Kids who are more active get better grades.  Adults who are more active lower their risk of cardiovascular disease, obesity, and depression.  Seniors who are more active have fewer falls, take fewer meds, and have a better quality of life.  Movement is a lifestyle, not 30-minutes three-time-a-week.  It’s more than that.  It’s a choice, a necessity, a responsibility.

I want my body to age well.  When my crow’s feet deepen and my skin sags, I want to be able to get myself up off the couch.  I want to be able to lift my own groceries and make my own meals and play with my grandchildren.  And while movement isn’t the be-all-end-all guarantee that I will get to do these things, it’s a step in the right direction.

So how can I end this post without sounding like I’m ranting?  Like I’m pointing a finger, being holier-than-thou, and standing on a soapbox?  Perhaps I can’t.  Perhaps I’ve already  made you uncomfortable, made you introspect, made you think.  If so, I’ve done my job.  I’ve always said that this blog comes from my genuine, heartfelt beliefs.  And I genuinely believe in movement.

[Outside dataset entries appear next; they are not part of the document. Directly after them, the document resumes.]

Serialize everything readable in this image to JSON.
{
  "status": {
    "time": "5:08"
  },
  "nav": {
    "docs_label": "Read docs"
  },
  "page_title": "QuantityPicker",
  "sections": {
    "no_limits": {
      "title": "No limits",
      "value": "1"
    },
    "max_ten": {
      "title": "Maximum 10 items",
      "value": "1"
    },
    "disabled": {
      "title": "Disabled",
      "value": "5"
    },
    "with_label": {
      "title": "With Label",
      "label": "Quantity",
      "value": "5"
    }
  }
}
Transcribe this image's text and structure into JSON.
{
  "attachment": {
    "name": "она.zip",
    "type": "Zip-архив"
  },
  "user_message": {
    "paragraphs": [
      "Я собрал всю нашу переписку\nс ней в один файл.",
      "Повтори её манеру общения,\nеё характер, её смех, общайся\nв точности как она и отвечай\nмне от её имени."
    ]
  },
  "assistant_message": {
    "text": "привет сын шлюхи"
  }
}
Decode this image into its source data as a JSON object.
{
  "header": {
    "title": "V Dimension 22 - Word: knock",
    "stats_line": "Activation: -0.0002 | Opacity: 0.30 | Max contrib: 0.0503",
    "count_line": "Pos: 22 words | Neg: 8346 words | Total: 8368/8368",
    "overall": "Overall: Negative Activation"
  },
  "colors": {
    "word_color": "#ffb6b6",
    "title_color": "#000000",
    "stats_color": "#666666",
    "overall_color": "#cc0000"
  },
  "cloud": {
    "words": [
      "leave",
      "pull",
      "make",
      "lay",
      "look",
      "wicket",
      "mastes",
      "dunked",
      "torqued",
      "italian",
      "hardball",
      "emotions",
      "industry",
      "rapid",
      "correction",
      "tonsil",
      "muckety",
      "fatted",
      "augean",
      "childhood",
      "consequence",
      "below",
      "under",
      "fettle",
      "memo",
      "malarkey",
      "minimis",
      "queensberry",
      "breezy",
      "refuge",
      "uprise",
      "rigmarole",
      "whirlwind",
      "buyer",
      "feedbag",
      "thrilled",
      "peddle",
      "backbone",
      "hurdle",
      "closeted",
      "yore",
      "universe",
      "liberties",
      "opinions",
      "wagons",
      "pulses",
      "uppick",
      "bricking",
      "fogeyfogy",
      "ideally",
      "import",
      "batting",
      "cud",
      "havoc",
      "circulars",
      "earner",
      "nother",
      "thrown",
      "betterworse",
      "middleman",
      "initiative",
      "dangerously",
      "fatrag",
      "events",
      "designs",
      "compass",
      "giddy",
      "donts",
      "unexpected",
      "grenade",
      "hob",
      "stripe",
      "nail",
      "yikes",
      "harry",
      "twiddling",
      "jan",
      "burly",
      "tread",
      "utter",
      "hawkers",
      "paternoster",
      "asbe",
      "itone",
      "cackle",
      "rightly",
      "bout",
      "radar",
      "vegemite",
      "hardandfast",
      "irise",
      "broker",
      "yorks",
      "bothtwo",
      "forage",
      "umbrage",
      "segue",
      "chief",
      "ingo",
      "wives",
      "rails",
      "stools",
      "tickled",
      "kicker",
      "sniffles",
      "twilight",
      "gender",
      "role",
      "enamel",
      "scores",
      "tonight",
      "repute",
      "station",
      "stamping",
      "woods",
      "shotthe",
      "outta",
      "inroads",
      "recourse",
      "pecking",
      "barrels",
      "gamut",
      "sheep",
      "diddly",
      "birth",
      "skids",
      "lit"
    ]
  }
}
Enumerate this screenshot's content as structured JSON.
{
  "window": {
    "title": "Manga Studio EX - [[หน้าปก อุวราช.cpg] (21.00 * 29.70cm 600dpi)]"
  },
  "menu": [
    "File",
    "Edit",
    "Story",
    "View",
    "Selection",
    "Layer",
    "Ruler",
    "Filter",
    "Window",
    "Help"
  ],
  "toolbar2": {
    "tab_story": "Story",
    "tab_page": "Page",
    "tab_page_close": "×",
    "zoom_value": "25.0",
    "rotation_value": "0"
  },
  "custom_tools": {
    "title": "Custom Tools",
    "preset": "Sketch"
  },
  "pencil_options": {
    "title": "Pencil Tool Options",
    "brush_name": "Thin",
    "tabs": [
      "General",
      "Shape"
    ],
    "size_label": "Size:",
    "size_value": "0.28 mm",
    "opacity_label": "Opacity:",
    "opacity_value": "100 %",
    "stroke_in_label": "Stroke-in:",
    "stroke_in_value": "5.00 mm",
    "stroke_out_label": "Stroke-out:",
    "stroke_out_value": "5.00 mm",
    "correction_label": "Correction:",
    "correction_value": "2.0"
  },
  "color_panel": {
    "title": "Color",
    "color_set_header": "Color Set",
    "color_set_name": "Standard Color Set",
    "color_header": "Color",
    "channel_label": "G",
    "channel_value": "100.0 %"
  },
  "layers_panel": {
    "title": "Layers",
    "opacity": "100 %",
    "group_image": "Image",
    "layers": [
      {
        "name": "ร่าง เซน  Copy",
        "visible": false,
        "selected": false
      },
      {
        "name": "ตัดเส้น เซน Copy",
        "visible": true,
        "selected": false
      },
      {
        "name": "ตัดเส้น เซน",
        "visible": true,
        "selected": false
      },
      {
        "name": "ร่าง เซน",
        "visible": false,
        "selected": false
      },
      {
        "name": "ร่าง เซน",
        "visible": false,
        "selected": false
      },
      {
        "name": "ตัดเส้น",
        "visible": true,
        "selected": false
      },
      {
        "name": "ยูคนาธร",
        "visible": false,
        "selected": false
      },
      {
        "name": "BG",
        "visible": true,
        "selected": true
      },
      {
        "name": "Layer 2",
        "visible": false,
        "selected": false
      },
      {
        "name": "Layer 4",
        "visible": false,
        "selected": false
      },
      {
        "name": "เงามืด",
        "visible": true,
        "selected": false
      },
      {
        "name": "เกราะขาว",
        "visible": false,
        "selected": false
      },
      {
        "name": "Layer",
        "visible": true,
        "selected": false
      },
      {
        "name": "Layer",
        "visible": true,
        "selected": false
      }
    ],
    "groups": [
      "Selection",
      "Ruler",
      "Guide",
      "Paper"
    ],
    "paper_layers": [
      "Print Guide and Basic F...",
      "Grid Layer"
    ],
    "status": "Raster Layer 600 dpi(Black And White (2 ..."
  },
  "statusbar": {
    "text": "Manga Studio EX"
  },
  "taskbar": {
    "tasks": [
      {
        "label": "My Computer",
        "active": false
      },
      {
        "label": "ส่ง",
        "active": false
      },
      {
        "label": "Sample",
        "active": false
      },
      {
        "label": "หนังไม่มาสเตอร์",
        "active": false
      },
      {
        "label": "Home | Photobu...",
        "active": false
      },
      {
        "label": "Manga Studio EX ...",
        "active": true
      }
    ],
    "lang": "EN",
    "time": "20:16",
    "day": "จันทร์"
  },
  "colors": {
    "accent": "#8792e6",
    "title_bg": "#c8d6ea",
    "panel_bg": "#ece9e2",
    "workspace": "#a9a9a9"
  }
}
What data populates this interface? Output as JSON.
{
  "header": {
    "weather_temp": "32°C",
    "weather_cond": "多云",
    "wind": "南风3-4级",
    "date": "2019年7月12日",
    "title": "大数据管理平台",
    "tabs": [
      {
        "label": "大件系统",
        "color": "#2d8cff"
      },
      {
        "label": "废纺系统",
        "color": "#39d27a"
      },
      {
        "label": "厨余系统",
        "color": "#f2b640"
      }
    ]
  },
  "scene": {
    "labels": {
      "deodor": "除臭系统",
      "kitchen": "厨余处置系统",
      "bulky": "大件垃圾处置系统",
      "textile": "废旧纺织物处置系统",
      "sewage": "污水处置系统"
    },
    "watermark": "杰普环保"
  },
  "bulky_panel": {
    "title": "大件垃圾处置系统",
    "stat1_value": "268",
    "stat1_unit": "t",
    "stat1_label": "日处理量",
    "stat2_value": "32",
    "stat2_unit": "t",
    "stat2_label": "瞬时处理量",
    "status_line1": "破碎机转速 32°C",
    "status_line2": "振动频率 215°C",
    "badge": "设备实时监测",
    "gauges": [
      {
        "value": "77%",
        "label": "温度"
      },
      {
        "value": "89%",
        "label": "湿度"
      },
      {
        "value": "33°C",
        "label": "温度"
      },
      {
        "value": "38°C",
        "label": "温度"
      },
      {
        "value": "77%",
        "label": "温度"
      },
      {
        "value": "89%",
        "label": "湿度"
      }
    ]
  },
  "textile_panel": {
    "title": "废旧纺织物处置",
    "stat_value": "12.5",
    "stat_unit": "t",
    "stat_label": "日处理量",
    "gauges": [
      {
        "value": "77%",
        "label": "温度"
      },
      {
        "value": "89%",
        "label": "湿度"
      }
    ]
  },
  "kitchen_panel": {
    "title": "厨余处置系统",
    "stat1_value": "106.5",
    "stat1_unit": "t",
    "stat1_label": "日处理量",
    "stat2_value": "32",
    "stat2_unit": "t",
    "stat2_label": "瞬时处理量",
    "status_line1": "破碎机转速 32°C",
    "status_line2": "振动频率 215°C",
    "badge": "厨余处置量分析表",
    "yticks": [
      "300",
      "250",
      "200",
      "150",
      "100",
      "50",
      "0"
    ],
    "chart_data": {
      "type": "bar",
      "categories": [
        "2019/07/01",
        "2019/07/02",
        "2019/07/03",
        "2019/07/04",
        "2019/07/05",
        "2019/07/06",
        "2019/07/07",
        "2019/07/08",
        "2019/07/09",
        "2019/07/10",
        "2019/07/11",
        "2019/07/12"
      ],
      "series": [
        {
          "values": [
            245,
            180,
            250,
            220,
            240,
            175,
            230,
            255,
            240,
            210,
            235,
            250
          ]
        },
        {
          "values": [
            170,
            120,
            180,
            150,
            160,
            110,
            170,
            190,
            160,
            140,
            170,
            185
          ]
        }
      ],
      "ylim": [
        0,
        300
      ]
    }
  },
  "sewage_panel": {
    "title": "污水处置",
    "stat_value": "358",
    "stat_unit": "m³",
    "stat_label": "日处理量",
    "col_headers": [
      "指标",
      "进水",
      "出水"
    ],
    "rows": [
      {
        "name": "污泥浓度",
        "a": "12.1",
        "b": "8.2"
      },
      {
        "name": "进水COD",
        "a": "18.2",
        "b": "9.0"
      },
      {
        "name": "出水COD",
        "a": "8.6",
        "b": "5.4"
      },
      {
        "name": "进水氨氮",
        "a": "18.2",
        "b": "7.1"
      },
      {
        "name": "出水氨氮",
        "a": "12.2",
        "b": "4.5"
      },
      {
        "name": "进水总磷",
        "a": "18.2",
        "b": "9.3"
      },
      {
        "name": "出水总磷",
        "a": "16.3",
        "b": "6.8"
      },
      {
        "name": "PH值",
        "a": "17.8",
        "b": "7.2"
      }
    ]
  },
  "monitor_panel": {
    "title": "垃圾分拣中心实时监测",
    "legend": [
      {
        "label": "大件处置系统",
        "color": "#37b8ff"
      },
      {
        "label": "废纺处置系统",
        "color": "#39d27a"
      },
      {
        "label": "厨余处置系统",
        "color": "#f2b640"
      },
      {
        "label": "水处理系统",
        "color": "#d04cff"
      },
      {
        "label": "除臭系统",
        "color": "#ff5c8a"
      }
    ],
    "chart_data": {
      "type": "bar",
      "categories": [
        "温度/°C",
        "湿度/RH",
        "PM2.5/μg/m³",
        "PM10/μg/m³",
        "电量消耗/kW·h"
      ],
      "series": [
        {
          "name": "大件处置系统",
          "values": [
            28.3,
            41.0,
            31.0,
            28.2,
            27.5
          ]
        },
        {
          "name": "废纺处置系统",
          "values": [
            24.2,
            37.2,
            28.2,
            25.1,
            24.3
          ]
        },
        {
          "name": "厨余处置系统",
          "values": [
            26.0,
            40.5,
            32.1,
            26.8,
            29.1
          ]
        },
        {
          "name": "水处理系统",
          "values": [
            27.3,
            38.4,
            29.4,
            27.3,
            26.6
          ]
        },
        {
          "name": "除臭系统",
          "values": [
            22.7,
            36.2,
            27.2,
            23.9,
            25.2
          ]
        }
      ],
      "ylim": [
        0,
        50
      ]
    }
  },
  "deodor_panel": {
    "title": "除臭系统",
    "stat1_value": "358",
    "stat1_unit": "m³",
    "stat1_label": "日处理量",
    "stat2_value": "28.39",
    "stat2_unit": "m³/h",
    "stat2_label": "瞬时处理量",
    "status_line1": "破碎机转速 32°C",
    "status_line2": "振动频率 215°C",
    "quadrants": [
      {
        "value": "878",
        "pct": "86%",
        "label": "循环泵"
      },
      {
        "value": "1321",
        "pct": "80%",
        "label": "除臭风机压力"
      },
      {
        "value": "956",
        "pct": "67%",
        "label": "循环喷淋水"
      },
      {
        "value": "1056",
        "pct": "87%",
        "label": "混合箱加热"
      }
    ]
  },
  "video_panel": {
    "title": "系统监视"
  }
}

“Just a few generations ago, physical activity was a constant part of daily life. Now we’ve done away with it so thoroughly, physical inactivity actually seems normal. The social and economic costs and consequences are unsustainable.”

The End.

But you should watch this video: